• Task objective: Some lines in the records below may hold the word "icon"; give the number of those lines and nothing else.

Interface dataset entries:
══════════

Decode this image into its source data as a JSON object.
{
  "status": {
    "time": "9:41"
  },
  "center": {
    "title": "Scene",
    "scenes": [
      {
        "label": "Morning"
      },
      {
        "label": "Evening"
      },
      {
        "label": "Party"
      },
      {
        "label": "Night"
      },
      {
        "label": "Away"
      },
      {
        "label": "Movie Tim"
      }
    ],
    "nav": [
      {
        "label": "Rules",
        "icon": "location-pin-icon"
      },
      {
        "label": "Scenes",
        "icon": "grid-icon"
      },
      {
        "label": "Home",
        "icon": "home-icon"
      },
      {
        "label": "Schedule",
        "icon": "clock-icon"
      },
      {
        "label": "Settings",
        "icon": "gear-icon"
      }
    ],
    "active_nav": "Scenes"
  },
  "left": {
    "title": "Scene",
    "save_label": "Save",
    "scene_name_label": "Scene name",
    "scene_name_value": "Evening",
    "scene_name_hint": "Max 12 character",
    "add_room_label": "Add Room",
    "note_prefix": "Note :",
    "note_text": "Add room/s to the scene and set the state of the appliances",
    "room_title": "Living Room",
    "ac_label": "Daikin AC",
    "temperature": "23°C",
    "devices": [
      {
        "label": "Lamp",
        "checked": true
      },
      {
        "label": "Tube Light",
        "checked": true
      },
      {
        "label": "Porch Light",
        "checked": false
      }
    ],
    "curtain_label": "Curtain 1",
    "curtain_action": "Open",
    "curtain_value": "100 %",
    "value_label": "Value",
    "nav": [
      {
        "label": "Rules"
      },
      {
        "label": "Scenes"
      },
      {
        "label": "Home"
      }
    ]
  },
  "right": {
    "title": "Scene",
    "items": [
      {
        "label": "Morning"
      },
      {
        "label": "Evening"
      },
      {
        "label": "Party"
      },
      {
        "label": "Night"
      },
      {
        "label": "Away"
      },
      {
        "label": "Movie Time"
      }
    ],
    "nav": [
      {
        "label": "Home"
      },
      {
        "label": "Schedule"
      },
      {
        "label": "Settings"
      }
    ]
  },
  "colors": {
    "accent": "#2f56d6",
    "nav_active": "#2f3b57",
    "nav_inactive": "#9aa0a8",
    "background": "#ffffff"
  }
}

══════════

• Answer section: 5